Iran 'dismantling' centrifuges from nuclear plants

Iran 'dismantling' centrifuges from nuclear plants
A UN atomic watchdog announced on Wednesday that Iran is complying with its part of a nuclear agreement and is dismantling parts of its enrichment programme.
2 min read
18 November, 2015
Iran's nuclear deal was a significant step in easing tensions between Washington and Tehran [Getty]

Iran has begun dismantling parts of its nuclear programme, as agreed under July's landmark deal with major powers, a UN atomic watchdog report showed Wednesday.

Tehran "has started removing centrifuges and related infrastructure" at both the Natanz and Fordo enrichment facilities, said the restricted International Atomic Energy Agency quarterly report, seen by AFP.

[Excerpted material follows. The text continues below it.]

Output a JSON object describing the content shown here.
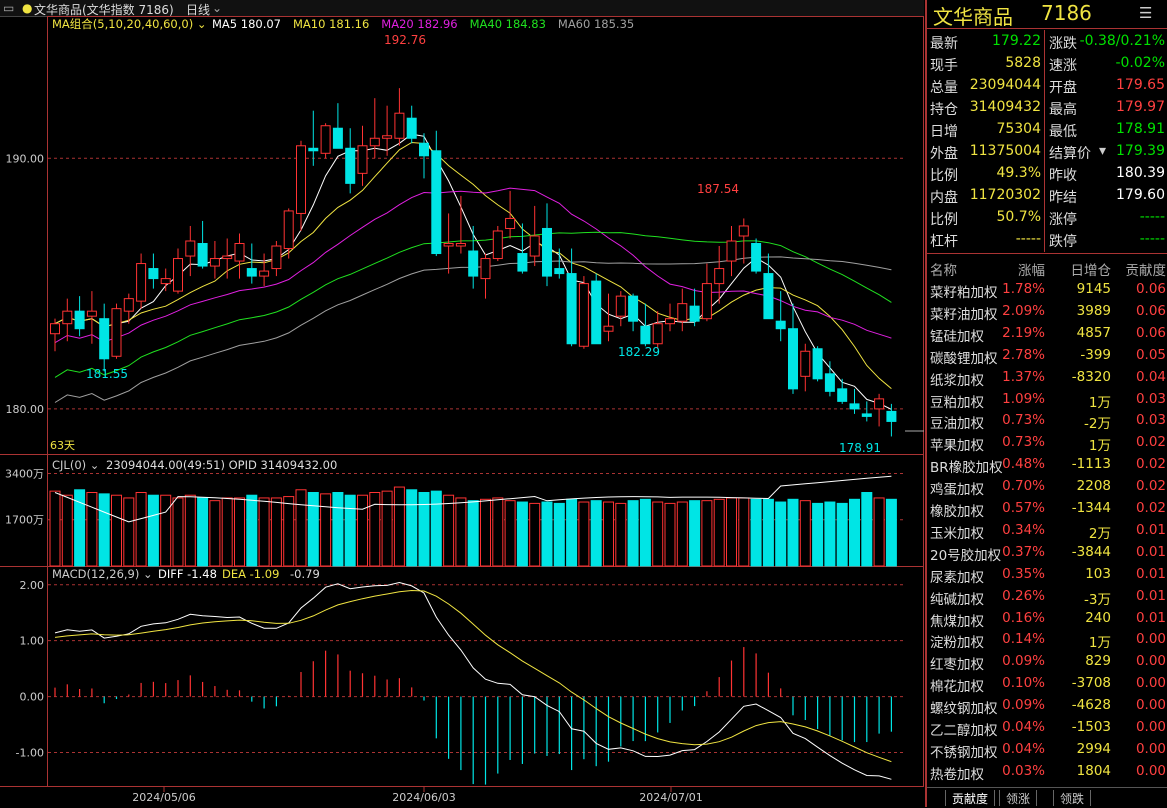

Under the 14 July deal that ended a potentially dangerous decade-long standoff, Iran undertook to dramatically scale back its nuclear programme.

These steps, coupled with increased UN oversight, are aimed at making it much more difficult for Iran to develop nuclear weapons, an aim it has always denied.

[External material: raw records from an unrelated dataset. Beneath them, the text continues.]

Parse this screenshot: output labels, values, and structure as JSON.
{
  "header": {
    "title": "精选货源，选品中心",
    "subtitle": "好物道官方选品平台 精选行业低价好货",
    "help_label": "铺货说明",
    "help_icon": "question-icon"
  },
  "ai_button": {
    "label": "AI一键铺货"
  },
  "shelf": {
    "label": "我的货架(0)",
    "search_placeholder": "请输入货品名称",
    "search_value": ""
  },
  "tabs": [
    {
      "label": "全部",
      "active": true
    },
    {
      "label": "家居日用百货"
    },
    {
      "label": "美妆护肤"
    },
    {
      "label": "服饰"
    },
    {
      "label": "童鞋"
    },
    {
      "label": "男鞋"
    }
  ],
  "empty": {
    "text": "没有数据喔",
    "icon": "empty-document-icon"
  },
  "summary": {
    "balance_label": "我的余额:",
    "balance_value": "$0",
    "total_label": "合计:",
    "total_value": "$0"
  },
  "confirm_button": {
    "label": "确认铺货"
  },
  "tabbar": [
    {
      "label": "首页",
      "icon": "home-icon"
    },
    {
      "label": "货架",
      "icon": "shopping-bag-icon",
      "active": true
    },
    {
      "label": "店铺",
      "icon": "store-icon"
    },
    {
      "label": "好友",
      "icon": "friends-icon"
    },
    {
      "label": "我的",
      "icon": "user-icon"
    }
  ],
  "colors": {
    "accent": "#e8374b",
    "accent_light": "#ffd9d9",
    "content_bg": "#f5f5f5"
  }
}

They include slashing by two-thirds the number of centrifuges, machines which can "enrich" or purify uranium to make it suitable for peaceful uses but also for a nuclear weapon.

In addition, Iran pledged to change the design of a new reactor at Arak in order to reduce sharply the amount of plutonium produced, the alternative to uranium for a bomb.

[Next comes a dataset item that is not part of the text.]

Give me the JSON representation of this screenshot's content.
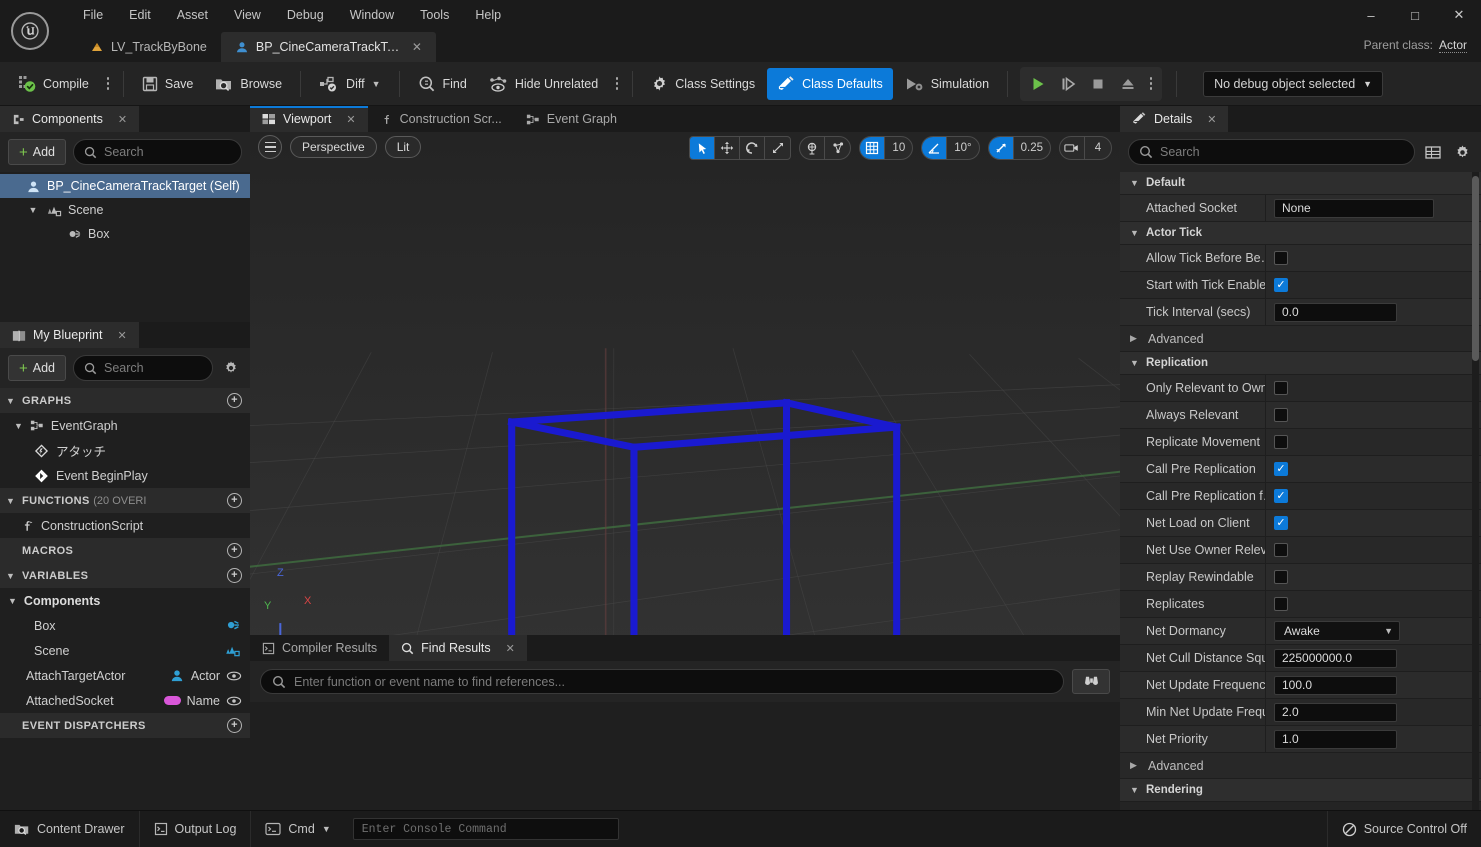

In return, the six major powers - the United States, Russia, China, Britain, France and Germany - have agreed to lift sanctions imposed on the Islamic republic.

The accord was formally adopted by all parties on October 18 and "Implementation Day", when it enters into force, is expected in the coming weeks or months.

The United States and Europe began preparing to lift the trade sanctions that have hobbled the Iranian economy in October, as a historic nuclear deal came into effect.

The procedure to lift the embargo began 90 days after the UN Security Council endorsed the accord signed in Vienna in July, a milestone referred to as "Adoption Day".

Although the nuclear deal marked an important landmark is warming of relations between the US and Iran. 

Diplomatic relations were frozen since 1979, when Iranian Islamist revolutionaries occupied the US embassy in Tehran and held staff hostage for 444 days.